La Grand-Place is UNESCO World Heritage Site.References:
The Palazzo Colonna is a palatial block of buildings built in part over ruins of an old Roman Serapeum, and has belonged to the prestigious Colonna family for over twenty generations.
The first part of the palace dates from the 13th century, and tradition holds that the building hosted Dante in his visit to Rome. The first documentary mention notes that the property hosted Cardinal Giovanni and Giacomo Colonna in the 13th century. It was also home to Cardinal Oddone Colonna before he ascended to the papacy as Martin V (1417–1431).
With his passing, the palace was sacked during feuds, and the main property passed into the hands of the Della Rovere family. It returned to the Colonna family when Marcantonio I Colonna married Lucrezia Gara Franciotti Della Rovere, the niece of pope Julius II. The Colonna"s alliance to the Habsburg power, likely protected the palace from looting during the Sack of Rome (1527).
Starting with Filippo Colonna (1578–1639) many changes have refurbished and create a unitary complex around a central garden. Architects including Girolamo Rainaldi and Paolo Marucelli labored on specific projects. Only in the 17th and 18th centuries were the main facades completed. Much of this design was completed by Antonio del Grande (including the grand gallery), and Girolamo Fontana (decoration of gallery). In the 18th century, the long low facade designed by Nicola Michetti with later additions by Paolo Posi with taller corner blocks (facing Piazza Apostoli) was constructed recalls earlier structures resembling a fortification.
The main gallery (completed 1703) and the masterful Colonna art collection was acquired after 1650 by both the cardinal Girolamo I Colonna and his nephew the Connestabile Lorenzo Onofrio Colonna and includes works by Lorenzo Monaco, Domenico Ghirlandaio, Palma the Elder, Salviati, Bronzino, Tintoretto, Pietro da Cortona, Annibale Carracci (painting of The Beaneater), Guercino, Francesco Albani, Muziano and Guido Reni.

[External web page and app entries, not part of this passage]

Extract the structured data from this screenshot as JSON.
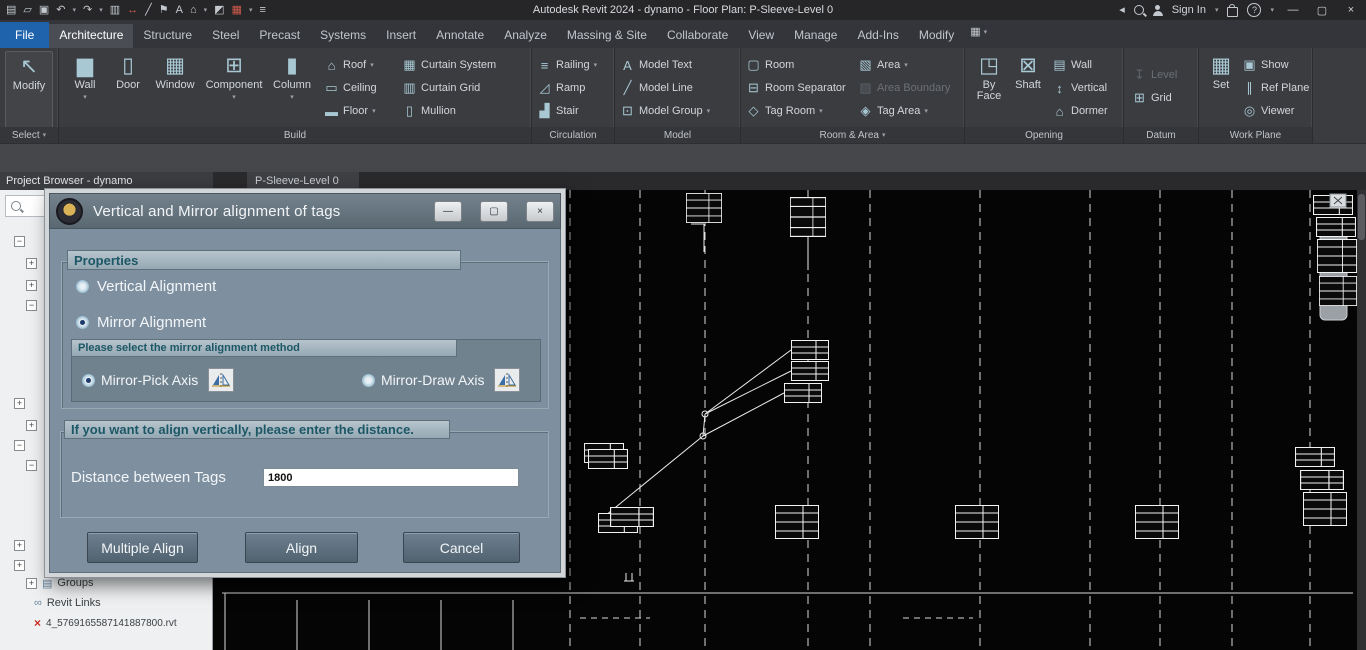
{
  "icons": {
    "caret": "▾",
    "expand": "+",
    "collapse": "−",
    "minimize": "—",
    "maximize": "▢",
    "close": "×",
    "back": "◂",
    "doc": "▤",
    "folder": "▱",
    "save": "▣",
    "undo": "↶",
    "redo": "↷",
    "print": "▥",
    "dim": "↔",
    "sline": "╱",
    "texta": "A",
    "home": "⌂",
    "section": "◩",
    "tiles": "▦",
    "thin": "≡",
    "flag": "⚑",
    "cursor": "↖",
    "wall": "▆",
    "door": "▯",
    "window": "▦",
    "component": "⊞",
    "column": "▮",
    "roof": "⌂",
    "ceiling": "▭",
    "floor": "▬",
    "csystem": "▦",
    "cgrid": "▥",
    "mullion": "▯",
    "railing": "≡",
    "ramp": "◿",
    "stair": "▟",
    "mtext": "A",
    "mline": "╱",
    "mgroup": "⊡",
    "room": "▢",
    "rsep": "⊟",
    "tagroom": "◇",
    "area": "▧",
    "aboundary": "▨",
    "tagarea": "◈",
    "byface": "◳",
    "shaft": "⊠",
    "owall": "▤",
    "overt": "↕",
    "dormer": "⌂",
    "level": "↧",
    "grid": "⊞",
    "set": "▦",
    "show": "▣",
    "refplane": "∥",
    "viewer": "◎",
    "link": "∞",
    "groupsic": "▤",
    "help": "?"
  },
  "titlebar": {
    "title": "Autodesk Revit 2024 - dynamo - Floor Plan: P-Sleeve-Level 0",
    "sign_in": "Sign In"
  },
  "tabs": [
    "File",
    "Architecture",
    "Structure",
    "Steel",
    "Precast",
    "Systems",
    "Insert",
    "Annotate",
    "Analyze",
    "Massing & Site",
    "Collaborate",
    "View",
    "Manage",
    "Add-Ins",
    "Modify"
  ],
  "ribbon": {
    "modify": "Modify",
    "labels": {
      "select": "Select",
      "build": "Build",
      "circulation": "Circulation",
      "model": "Model",
      "room_area": "Room & Area",
      "opening": "Opening",
      "datum": "Datum",
      "work_plane": "Work Plane"
    },
    "build": {
      "bigs": [
        "Wall",
        "Door",
        "Window",
        "Component",
        "Column"
      ],
      "col1": [
        "Roof",
        "Ceiling",
        "Floor"
      ],
      "col2": [
        "Curtain System",
        "Curtain Grid",
        "Mullion"
      ]
    },
    "circulation": [
      "Railing",
      "Ramp",
      "Stair"
    ],
    "model": [
      "Model Text",
      "Model Line",
      "Model Group"
    ],
    "room": [
      "Room",
      "Room Separator",
      "Tag Room"
    ],
    "area": [
      "Area",
      "Area Boundary",
      "Tag Area"
    ],
    "opening": {
      "bigs": [
        "By Face",
        "Shaft"
      ],
      "smalls": [
        "Wall",
        "Vertical",
        "Dormer"
      ]
    },
    "datum": [
      "Level",
      "Grid"
    ],
    "work_plane": {
      "big": "Set",
      "smalls": [
        "Show",
        "Ref Plane",
        "Viewer"
      ]
    }
  },
  "browser": {
    "title": "Project Browser - dynamo",
    "groups": "Groups",
    "revit_links": "Revit Links",
    "link_file": "4_5769165587141887800.rvt"
  },
  "view_tab": "P-Sleeve-Level 0",
  "dialog": {
    "title": "Vertical and Mirror alignment of tags",
    "properties": "Properties",
    "vertical": "Vertical Alignment",
    "mirror": "Mirror Alignment",
    "method_header": "Please select the mirror alignment method",
    "pick": "Mirror-Pick Axis",
    "draw": "Mirror-Draw Axis",
    "distance_header": "If you want to align vertically, please enter the distance.",
    "distance_label": "Distance between Tags",
    "distance_value": "1800",
    "multiple_align": "Multiple Align",
    "align": "Align",
    "cancel": "Cancel"
  }
}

Ceiling frescoes by Filippo Gherardi, Giovanni Coli, Sebastiano Ricci, and Giuseppe Bartolomeo Chiari celebrate the role of Marcantonio II Colonna in the battle of Lepanto (1571). The gallery is open to the public on Saturday mornings.
The older wing of the complex known as the Princess Isabelle"s apartments, but once housing Martin V"s library and palace, contains frescoes by Pinturicchio, Antonio Tempesta, Crescenzio Onofri, Giacinto Gimignani, and Carlo Cesi. It contains a collection of landscapes and genre scenes by painters like Gaspard Dughet, Caspar Van Wittel (Vanvitelli), and Jan Brueghel the Elder.
Along with the possessions of the Doria-Pamphilij and Pallavacini-Rospigliosi families, this is one of the largest private art collections in Rome.